▸ **Provided entries**
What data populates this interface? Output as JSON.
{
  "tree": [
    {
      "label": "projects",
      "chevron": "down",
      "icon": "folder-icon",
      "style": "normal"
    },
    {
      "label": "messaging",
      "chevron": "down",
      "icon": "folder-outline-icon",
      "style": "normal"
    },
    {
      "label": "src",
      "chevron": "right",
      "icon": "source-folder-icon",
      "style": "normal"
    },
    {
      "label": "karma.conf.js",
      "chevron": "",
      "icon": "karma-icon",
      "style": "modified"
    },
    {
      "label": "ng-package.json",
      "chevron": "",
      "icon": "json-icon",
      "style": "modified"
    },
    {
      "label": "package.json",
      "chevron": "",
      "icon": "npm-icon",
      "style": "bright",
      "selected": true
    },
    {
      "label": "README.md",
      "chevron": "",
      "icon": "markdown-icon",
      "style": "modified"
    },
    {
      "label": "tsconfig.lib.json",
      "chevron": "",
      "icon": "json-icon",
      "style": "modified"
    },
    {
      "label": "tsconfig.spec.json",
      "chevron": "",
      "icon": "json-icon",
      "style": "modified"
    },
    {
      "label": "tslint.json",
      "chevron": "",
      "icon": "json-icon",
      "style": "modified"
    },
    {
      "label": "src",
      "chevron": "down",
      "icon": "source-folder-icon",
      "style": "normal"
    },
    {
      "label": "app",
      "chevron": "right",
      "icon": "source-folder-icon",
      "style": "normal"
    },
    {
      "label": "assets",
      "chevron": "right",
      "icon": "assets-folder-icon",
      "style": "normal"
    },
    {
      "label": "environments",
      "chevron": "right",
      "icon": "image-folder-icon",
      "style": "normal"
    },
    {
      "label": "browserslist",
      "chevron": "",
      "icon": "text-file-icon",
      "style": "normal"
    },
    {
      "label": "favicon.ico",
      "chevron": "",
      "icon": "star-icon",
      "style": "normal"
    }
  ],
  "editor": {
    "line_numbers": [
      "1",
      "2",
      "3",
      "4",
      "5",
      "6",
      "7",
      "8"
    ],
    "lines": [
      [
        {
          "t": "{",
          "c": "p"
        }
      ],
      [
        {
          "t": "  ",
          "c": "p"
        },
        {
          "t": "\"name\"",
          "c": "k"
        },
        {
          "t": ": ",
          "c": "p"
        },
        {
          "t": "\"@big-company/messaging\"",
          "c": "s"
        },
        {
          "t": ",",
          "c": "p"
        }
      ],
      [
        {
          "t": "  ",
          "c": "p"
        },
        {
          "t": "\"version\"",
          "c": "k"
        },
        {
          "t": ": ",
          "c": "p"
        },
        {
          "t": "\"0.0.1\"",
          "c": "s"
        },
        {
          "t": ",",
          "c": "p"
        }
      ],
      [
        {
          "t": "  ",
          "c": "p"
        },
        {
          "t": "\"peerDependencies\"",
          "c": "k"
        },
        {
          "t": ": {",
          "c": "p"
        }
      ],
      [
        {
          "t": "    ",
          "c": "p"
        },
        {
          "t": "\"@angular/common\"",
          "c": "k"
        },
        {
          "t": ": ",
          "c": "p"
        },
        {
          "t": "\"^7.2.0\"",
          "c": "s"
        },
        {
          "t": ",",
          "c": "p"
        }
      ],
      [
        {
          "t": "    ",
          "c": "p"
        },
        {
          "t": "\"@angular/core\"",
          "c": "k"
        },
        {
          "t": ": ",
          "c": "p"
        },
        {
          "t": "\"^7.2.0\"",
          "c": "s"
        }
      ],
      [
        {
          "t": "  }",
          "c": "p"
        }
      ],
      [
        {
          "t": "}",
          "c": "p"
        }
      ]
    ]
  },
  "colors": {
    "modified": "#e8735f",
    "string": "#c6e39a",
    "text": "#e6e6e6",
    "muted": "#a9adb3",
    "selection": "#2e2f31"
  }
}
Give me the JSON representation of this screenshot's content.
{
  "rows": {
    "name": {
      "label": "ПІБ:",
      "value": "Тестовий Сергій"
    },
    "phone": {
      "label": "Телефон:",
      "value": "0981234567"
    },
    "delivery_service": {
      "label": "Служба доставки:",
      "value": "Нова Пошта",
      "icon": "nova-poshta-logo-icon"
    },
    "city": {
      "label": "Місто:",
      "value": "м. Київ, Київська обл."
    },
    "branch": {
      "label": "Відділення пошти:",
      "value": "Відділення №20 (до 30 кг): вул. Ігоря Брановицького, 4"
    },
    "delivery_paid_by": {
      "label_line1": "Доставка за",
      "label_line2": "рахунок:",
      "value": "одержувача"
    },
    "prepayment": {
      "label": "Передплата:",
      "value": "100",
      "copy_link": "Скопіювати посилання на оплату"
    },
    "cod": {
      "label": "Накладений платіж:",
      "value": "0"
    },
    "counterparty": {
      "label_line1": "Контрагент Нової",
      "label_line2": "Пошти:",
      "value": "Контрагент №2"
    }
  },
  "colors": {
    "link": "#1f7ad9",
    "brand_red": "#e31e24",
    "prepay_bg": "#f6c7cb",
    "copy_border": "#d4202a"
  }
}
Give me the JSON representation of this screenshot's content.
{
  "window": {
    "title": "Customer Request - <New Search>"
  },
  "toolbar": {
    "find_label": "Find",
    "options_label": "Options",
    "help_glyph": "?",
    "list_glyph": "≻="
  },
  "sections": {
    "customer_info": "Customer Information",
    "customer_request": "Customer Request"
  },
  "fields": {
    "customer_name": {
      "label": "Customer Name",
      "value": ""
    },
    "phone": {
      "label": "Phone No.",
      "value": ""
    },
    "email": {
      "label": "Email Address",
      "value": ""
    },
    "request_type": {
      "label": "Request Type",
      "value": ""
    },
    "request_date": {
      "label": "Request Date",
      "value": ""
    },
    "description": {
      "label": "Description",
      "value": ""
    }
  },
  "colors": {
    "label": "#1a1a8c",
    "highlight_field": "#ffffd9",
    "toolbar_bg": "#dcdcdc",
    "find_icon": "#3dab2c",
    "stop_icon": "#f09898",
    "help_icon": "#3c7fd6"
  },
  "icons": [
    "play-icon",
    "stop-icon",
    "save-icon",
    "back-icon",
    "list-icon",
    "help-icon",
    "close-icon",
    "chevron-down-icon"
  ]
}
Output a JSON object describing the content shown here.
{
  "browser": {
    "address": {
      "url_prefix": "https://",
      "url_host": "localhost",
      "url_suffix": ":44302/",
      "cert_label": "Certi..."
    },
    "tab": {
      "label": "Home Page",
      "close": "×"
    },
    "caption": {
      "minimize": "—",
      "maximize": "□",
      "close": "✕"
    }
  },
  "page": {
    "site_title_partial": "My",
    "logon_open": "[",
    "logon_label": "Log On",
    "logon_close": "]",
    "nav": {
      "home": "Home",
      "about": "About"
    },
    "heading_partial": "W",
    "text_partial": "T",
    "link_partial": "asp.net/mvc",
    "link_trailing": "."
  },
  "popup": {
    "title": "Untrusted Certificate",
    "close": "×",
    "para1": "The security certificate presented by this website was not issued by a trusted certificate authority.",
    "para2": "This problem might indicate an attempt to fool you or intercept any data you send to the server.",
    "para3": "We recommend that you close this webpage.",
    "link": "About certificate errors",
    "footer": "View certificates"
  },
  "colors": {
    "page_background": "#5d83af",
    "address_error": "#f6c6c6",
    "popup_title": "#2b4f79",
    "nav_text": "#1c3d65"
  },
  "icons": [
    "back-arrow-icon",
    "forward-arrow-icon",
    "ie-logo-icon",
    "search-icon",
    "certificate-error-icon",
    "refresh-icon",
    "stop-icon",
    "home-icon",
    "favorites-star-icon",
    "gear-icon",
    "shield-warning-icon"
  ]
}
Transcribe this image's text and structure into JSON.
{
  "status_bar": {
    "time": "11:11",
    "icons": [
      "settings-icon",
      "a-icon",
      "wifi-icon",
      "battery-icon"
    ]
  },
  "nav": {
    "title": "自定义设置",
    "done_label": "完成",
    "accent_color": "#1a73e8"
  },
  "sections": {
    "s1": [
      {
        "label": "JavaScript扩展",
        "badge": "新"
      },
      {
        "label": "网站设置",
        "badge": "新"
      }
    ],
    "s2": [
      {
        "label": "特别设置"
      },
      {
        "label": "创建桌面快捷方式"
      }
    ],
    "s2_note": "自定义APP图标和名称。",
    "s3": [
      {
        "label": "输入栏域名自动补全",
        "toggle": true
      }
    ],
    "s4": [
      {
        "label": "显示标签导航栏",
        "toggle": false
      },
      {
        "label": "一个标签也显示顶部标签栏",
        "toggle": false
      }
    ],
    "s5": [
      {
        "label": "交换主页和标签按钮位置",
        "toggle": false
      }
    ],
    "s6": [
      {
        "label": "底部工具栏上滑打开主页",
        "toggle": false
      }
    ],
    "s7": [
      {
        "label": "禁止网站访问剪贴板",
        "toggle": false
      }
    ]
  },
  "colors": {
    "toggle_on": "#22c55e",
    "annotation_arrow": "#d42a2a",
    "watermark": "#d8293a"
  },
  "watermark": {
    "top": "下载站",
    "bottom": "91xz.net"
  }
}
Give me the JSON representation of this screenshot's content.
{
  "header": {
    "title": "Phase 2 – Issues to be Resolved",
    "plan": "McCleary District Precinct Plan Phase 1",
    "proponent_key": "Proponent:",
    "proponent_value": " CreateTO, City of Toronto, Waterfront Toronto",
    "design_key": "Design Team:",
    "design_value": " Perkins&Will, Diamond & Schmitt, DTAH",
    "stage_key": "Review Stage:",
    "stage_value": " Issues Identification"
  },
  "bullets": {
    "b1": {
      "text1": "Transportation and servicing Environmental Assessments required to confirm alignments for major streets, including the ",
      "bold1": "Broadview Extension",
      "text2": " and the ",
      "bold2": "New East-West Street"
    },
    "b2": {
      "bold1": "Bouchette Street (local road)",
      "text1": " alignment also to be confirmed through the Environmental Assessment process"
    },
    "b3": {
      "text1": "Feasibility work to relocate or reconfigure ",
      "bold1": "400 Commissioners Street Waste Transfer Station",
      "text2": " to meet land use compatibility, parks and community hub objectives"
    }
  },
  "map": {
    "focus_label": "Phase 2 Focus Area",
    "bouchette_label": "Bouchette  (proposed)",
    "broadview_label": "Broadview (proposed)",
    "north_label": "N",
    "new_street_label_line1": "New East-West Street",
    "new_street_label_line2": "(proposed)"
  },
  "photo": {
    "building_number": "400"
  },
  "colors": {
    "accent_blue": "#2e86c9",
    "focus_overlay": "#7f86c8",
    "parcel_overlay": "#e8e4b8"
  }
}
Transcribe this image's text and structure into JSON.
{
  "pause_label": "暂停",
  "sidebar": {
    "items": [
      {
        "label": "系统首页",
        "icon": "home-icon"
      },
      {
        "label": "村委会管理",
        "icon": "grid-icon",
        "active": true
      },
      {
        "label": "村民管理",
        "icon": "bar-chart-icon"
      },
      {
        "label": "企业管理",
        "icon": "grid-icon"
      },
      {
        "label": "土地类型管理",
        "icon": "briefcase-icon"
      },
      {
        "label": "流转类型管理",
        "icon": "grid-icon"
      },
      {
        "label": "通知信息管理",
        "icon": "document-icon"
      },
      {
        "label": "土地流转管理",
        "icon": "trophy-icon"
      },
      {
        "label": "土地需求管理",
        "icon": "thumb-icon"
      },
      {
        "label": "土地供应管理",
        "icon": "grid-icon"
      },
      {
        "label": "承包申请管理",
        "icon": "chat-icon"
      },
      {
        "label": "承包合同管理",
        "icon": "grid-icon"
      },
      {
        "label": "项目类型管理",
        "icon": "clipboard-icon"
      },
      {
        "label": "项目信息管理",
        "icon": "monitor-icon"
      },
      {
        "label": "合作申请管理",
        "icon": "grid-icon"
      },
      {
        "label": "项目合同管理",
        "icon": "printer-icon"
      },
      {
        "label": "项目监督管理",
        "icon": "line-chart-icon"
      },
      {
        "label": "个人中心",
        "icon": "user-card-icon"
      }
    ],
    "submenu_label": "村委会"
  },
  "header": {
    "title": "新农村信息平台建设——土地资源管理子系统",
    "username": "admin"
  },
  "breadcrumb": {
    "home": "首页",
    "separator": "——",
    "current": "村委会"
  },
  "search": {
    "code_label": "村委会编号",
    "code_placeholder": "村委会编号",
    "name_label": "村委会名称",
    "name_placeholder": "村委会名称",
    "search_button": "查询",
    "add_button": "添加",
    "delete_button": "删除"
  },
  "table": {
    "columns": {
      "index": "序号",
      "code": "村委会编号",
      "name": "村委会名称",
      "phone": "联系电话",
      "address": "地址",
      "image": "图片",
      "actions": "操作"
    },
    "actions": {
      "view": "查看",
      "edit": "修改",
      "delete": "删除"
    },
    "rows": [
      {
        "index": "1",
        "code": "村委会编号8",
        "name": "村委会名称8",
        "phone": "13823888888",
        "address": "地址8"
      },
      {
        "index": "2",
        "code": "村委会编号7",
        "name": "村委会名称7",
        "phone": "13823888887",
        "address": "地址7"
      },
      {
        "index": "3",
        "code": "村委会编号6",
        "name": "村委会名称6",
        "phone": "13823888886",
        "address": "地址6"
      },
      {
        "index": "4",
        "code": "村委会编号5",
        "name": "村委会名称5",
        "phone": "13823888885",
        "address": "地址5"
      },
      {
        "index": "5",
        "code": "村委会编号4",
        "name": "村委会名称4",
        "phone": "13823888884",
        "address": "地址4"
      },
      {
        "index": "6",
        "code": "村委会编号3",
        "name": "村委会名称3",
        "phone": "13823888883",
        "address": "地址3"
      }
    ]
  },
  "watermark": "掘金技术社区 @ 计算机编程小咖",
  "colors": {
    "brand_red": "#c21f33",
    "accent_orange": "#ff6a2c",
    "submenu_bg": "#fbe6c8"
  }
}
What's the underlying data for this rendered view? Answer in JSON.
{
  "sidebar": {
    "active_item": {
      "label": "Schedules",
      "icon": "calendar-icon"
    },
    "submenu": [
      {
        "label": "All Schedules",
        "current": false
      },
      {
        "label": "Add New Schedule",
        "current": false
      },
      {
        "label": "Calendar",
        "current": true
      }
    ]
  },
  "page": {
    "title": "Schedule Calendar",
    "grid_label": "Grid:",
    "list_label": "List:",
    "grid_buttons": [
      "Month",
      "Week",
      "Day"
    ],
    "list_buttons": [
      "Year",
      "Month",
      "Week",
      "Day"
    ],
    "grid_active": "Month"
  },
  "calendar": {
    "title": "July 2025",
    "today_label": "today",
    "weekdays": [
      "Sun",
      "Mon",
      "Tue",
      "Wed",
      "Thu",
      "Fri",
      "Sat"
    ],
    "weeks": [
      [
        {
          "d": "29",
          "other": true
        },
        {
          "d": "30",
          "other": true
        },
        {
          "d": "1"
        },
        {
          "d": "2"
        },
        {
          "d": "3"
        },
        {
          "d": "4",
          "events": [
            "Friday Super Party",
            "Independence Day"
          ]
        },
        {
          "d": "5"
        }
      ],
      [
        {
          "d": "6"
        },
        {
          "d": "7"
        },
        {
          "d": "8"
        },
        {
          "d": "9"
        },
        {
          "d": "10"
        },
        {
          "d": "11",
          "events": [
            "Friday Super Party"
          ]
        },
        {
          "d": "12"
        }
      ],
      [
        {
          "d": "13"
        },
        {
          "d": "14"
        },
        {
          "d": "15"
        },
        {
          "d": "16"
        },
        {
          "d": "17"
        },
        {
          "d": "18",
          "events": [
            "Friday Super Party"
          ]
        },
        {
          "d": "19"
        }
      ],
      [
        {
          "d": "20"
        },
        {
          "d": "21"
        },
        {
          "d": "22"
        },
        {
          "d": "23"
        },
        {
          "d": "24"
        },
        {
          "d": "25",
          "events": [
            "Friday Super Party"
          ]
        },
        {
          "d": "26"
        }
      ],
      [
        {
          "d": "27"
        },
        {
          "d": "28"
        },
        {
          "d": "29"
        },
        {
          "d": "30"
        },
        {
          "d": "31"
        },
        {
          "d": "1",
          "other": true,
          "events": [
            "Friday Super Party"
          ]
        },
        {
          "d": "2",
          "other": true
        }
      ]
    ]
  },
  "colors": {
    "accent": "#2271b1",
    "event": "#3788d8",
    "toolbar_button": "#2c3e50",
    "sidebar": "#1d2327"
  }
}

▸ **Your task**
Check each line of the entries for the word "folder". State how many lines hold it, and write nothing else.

▸ **Exercise output**
7